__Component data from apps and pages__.
:::::

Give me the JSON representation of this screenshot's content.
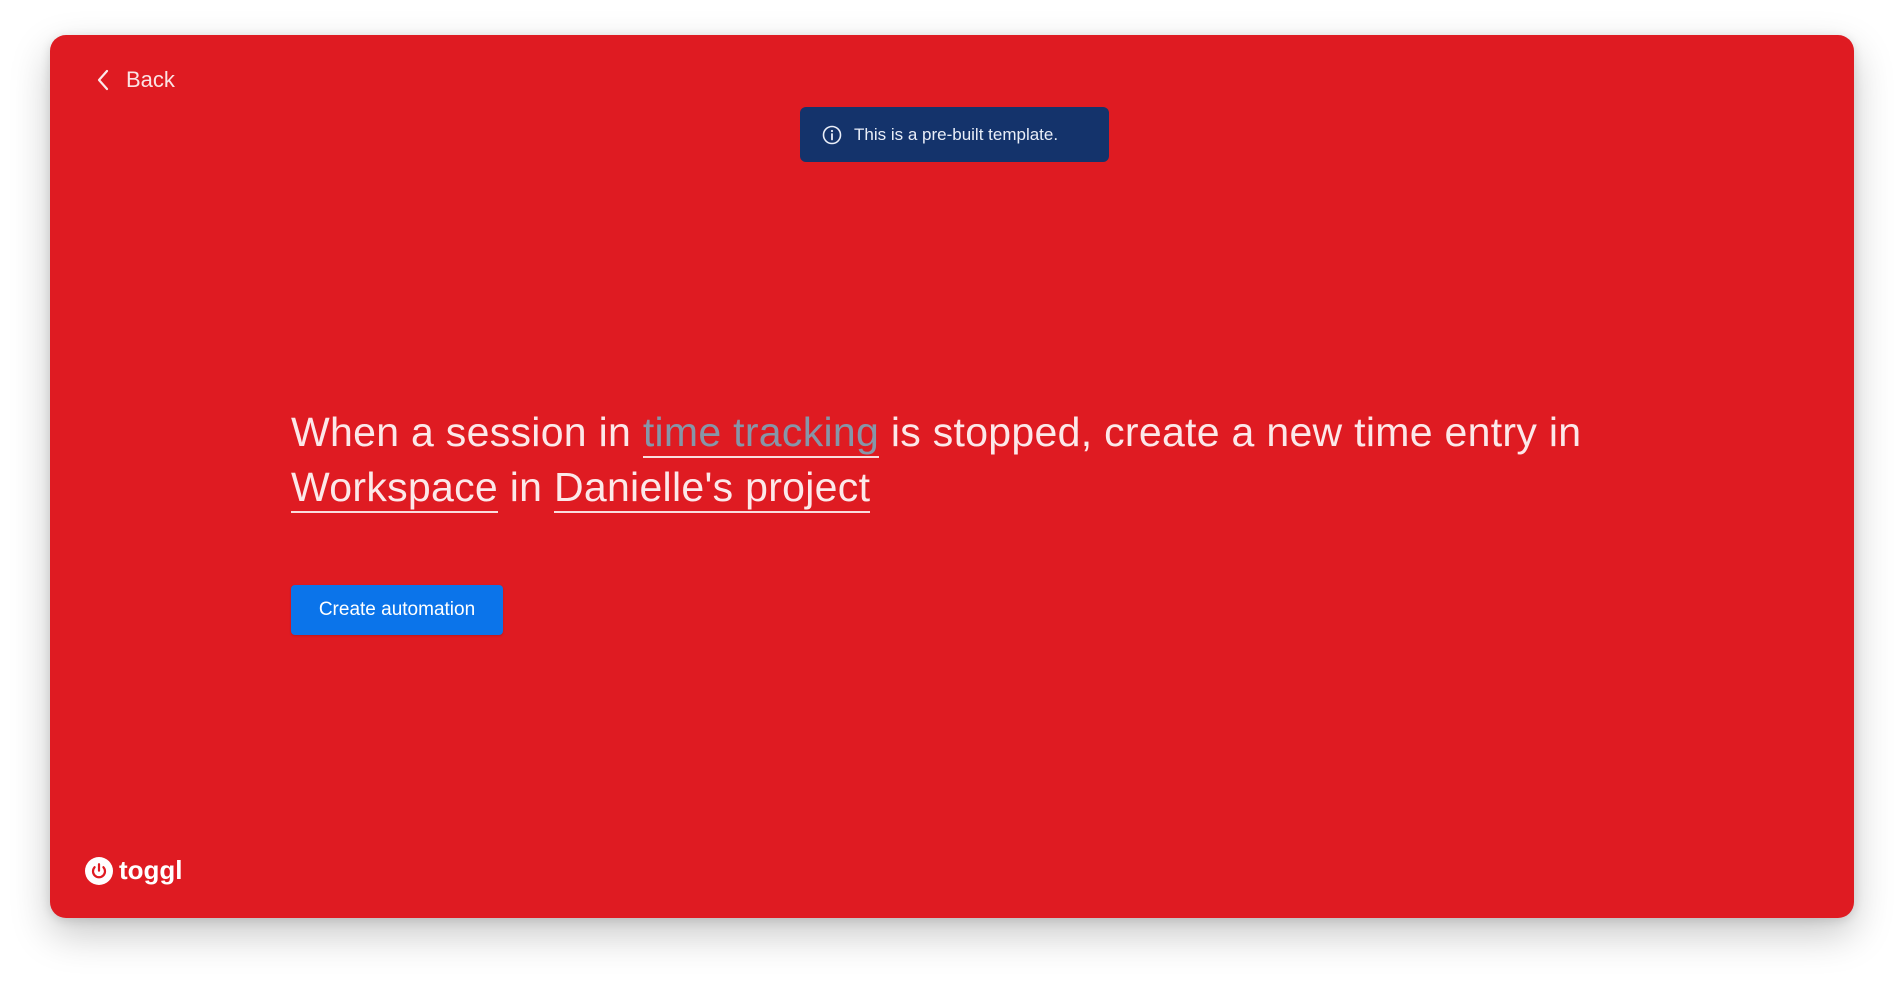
{
  "nav": {
    "back_label": "Back"
  },
  "banner": {
    "icon": "info-circle-icon",
    "text": "This is a pre-built template."
  },
  "automation": {
    "part1": "When a session in ",
    "trigger_app": "time tracking",
    "part2": " is stopped, create a new time entry in ",
    "workspace": "Workspace",
    "part3": " in ",
    "project": "Danielle's project"
  },
  "actions": {
    "create_label": "Create automation"
  },
  "brand": {
    "logo_text": "toggl",
    "icon": "toggl-power-icon"
  },
  "colors": {
    "background": "#df1b22",
    "banner": "#14336b",
    "primary_button": "#0b74ea",
    "muted_token": "#8696a8"
  }
}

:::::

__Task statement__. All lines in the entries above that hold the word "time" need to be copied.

__Solution for this problem__.
    "trigger_app": "time tracking",
    "part2": " is stopped, create a new time entry in ",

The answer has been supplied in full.